Nothing should differ between your answer and the records.

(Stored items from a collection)

------------------------

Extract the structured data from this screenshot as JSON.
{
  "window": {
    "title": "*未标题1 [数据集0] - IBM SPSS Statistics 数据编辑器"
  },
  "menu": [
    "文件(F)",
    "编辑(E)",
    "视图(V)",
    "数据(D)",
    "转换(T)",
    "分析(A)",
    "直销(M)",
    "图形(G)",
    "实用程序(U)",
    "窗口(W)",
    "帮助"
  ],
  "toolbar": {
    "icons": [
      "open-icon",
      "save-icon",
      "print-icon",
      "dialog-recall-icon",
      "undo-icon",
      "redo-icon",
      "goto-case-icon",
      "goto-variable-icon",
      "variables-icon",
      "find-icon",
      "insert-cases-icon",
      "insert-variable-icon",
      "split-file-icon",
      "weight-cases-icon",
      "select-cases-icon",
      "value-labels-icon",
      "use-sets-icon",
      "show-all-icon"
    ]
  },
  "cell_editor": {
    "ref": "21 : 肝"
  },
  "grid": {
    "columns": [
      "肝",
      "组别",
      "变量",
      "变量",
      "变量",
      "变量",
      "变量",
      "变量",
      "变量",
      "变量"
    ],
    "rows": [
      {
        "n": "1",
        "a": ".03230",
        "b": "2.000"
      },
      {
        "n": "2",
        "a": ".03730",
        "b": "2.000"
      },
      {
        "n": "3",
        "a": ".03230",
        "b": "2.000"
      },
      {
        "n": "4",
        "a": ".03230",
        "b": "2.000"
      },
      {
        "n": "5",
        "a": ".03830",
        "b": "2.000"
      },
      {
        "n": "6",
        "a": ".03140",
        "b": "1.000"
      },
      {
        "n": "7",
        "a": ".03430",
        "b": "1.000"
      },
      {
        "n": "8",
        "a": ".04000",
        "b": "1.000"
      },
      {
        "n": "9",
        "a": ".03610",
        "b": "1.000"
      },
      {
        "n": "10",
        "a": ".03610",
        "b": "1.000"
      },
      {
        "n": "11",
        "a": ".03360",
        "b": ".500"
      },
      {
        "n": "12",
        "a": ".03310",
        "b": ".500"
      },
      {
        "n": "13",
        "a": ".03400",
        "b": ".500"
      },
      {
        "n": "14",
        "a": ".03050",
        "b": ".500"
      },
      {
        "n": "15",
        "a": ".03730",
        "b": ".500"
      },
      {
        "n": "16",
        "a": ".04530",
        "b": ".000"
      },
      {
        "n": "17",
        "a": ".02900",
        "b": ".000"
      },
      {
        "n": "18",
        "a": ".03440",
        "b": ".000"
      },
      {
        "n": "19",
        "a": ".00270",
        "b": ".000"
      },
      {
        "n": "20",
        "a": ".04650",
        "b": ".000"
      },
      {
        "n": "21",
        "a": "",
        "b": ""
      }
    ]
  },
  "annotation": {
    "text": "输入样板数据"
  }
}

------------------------

→ **Exercise result**:
Extract the structured data from this screenshot as JSON.
{
  "window": {
    "title": "*未标题1 [数据集0] - IBM SPSS Statistics 数据编辑器"
  },
  "menu": [
    "文件(F)",
    "编辑(E)",
    "视图(V)",
    "数据(D)",
    "转换(T)",
    "分析(A)",
    "直销(M)",
    "图形(G)",
    "实用程序(U)",
    "窗口(W)",
    "帮助"
  ],
  "toolbar": {
    "icons": [
      "open-icon",
      "save-icon",
      "print-icon",
      "dialog-recall-icon",
      "undo-icon",
      "redo-icon",
      "goto-case-icon",
      "goto-variable-icon",
      "variables-icon",
      "find-icon",
      "insert-cases-icon",
      "insert-variable-icon",
      "split-file-icon",
      "weight-cases-icon",
      "select-cases-icon",
      "value-labels-icon",
      "use-sets-icon",
      "show-all-icon"
    ]
  },
  "cell_editor": {
    "ref": "21 : 肝"
  },
  "grid": {
    "columns": [
      "肝",
      "组别",
      "变量",
      "变量",
      "变量",
      "变量",
      "变量",
      "变量",
      "变量",
      "变量"
    ],
    "rows": [
      {
        "n": "1",
        "a": ".03230",
        "b": "2.000"
      },
      {
        "n": "2",
        "a": ".03730",
        "b": "2.000"
      },
      {
        "n": "3",
        "a": ".03230",
        "b": "2.000"
      },
      {
        "n": "4",
        "a": ".03230",
        "b": "2.000"
      },
      {
        "n": "5",
        "a": ".03830",
        "b": "2.000"
      },
      {
        "n": "6",
        "a": ".03140",
        "b": "1.000"
      },
      {
        "n": "7",
        "a": ".03430",
        "b": "1.000"
      },
      {
        "n": "8",
        "a": ".04000",
        "b": "1.000"
      },
      {
        "n": "9",
        "a": ".03610",
        "b": "1.000"
      },
      {
        "n": "10",
        "a": ".03610",
        "b": "1.000"
      },
      {
        "n": "11",
        "a": ".03360",
        "b": ".500"
      },
      {
        "n": "12",
        "a": ".03310",
        "b": ".500"
      },
      {
        "n": "13",
        "a": ".03400",
        "b": ".500"
      },
      {
        "n": "14",
        "a": ".03050",
        "b": ".500"
      },
      {
        "n": "15",
        "a": ".03730",
        "b": ".500"
      },
      {
        "n": "16",
        "a": ".04530",
        "b": ".000"
      },
      {
        "n": "17",
        "a": ".02900",
        "b": ".000"
      },
      {
        "n": "18",
        "a": ".03440",
        "b": ".000"
      },
      {
        "n": "19",
        "a": ".00270",
        "b": ".000"
      },
      {
        "n": "20",
        "a": ".04650",
        "b": ".000"
      },
      {
        "n": "21",
        "a": "",
        "b": ""
      }
    ]
  },
  "annotation": {
    "text": "输入样板数据"
  }
}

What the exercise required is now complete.